When you think of dementia and Alzheimer’s disease, memory loss comes to mind. But while that’s often one of the symptoms, it’s not the only one.
The other symptoms, though, are often less well-known. November is Alzheimer’s Disease Awareness Month — offering the perfect opportunity to learn more about the disease and how it shows up.
First, let’s take a look at the numbers.
Alzheimer’s Disease: By The Numbers
An estimated 6.7 million Americans age 65 and older will be living with Alzheimer’s dementia in 2022. Seventy-three percent are age 75 or older.
- An estimated 6.7 million Americans age 65 and older will be living with Alzheimer’s dementia in 2022. By 2050, that number is projected to double (~14 million).
- One in nine people age 65 and older (11.3%) has Alzheimer’s dementia.
- Almost two-thirds of Americans with Alzheimer’s are women.
- Older Black Americans are about twice as likely to have Alzheimer’s or other dementias as older Whites.
- Older Hispanics are about one and one-half times as likely to have Alzheimer’s or other dementias as older Whites.
- In the United States, Alzheimer’s and dementia deaths have increased 16% during the COVID-19 pandemic.
- 1 in 3 seniors dies with Alzheimer’s or another dementia. It kills more than breast cancer and prostate cancer combined.
- More than 11 million Americans provide unpaid (family/friends) care for people with Alzheimer’s or other dementia.
- In 2022, these unpaid caregivers provided an estimated 18 billion hours of care valued at nearly $339 billion.
- Only 53% of Black Americans trust that a future cure for Alzheimer’s will be shared equally regardless of race, color, or ethnicity.
- 3 in 10 Hispanics do not believe they will live long enough to develop dementia.
- Between 2000 and 2019, deaths from heart disease have decreased by 7.3%, while deaths from Alzheimer’s have increased by 145%.
Understanding The Symptoms of Alzheimer’s Disease
While memory loss is the most apparent symptom of any type of dementia, there are many other symptoms to keep an eye on.
The Alzheimer’s Association has identified 9 early signs of Alzheimer’s disease.
Talk with a doctor if you or a loved one are experiencing these symptoms — especially if you see a pattern emerging. When it comes to Alzheimer’s disease and other types of dementia, early detection, and prompt treatment are essential to limit the effects of the disease.
Early Detection & Alzheimer’s Disease
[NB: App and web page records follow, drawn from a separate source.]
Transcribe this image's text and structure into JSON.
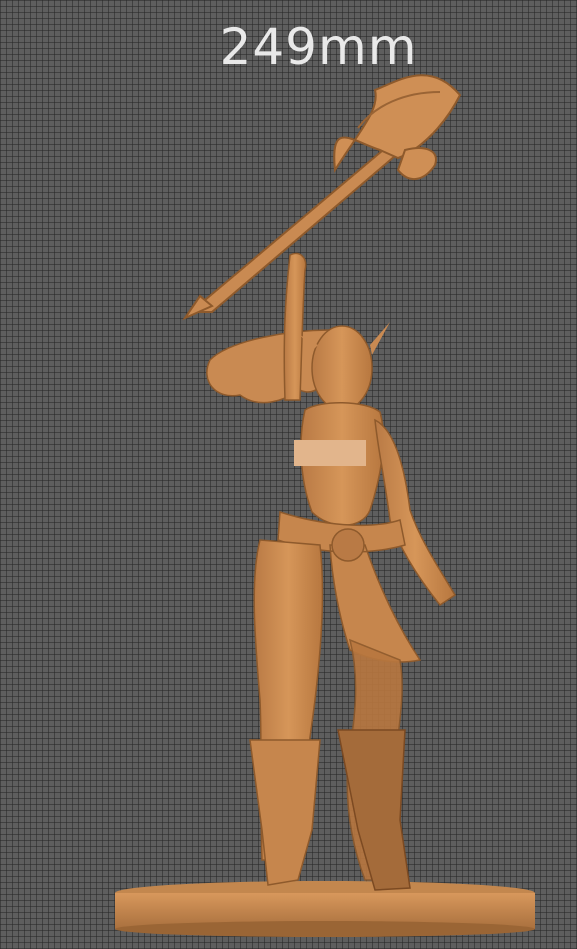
{
  "viewport": {
    "dimension_label": "249mm"
  },
  "colors": {
    "background": "#5e5e5e",
    "grid": "#3a3a3a",
    "model": "#d08f55",
    "model_shadow": "#9e6536",
    "censor_bar": "#e2b58c"
  }
}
Today, there is currently no cure for Alzheimer’s disease, though research is ongoing. However, treatments are available to help those diagnosed with the disease manage the symptoms and maintain a quality of life.
That’s why it’s essential to talk with a doctor if you begin experiencing signs of dementia.
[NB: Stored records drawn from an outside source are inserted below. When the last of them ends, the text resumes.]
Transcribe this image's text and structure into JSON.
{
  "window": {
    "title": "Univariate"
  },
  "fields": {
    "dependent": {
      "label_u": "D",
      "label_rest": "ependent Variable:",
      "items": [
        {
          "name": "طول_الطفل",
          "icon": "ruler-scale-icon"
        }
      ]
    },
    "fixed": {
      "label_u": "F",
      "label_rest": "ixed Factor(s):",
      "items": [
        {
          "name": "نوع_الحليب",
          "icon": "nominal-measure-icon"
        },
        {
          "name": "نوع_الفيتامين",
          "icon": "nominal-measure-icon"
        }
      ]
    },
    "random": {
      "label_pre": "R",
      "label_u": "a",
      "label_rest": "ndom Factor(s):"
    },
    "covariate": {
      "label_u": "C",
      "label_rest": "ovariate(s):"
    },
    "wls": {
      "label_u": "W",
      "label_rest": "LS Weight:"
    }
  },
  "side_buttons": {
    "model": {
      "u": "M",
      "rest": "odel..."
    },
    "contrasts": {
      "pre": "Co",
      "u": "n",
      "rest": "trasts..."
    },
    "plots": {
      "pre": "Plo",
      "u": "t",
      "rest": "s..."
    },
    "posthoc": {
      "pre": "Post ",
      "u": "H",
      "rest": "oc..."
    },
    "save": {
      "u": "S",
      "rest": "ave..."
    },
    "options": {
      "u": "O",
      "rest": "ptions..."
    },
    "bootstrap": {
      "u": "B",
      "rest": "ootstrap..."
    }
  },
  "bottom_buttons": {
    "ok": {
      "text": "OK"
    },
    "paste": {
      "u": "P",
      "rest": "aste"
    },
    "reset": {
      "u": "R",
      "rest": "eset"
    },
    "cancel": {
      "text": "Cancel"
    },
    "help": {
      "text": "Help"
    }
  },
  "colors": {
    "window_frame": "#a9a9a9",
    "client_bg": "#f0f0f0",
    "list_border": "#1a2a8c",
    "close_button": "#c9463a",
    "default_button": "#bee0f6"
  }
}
There’s not a single test that decisively determines whether a person has Alzheimer’s disease. Instead, doctors will obtain a thorough medical and family medical history, analyze a person’s mental status and mood, conduct a physical and neurological exam, and run other tests that rule out non-dementia causes of symptoms.
Once Alzheimer’s disease is diagnosed, doctors have several treatment options at their disposal — including medications to help with memory loss, therapies and medications to help with behavioral changes, and medications to alleviate sleep difficulties. Depending on the severity of the disease, a doctor may also recommend lifestyle habits that can help boost memory and cognitive health, like physical exercise, dietary changes, and brain exercises.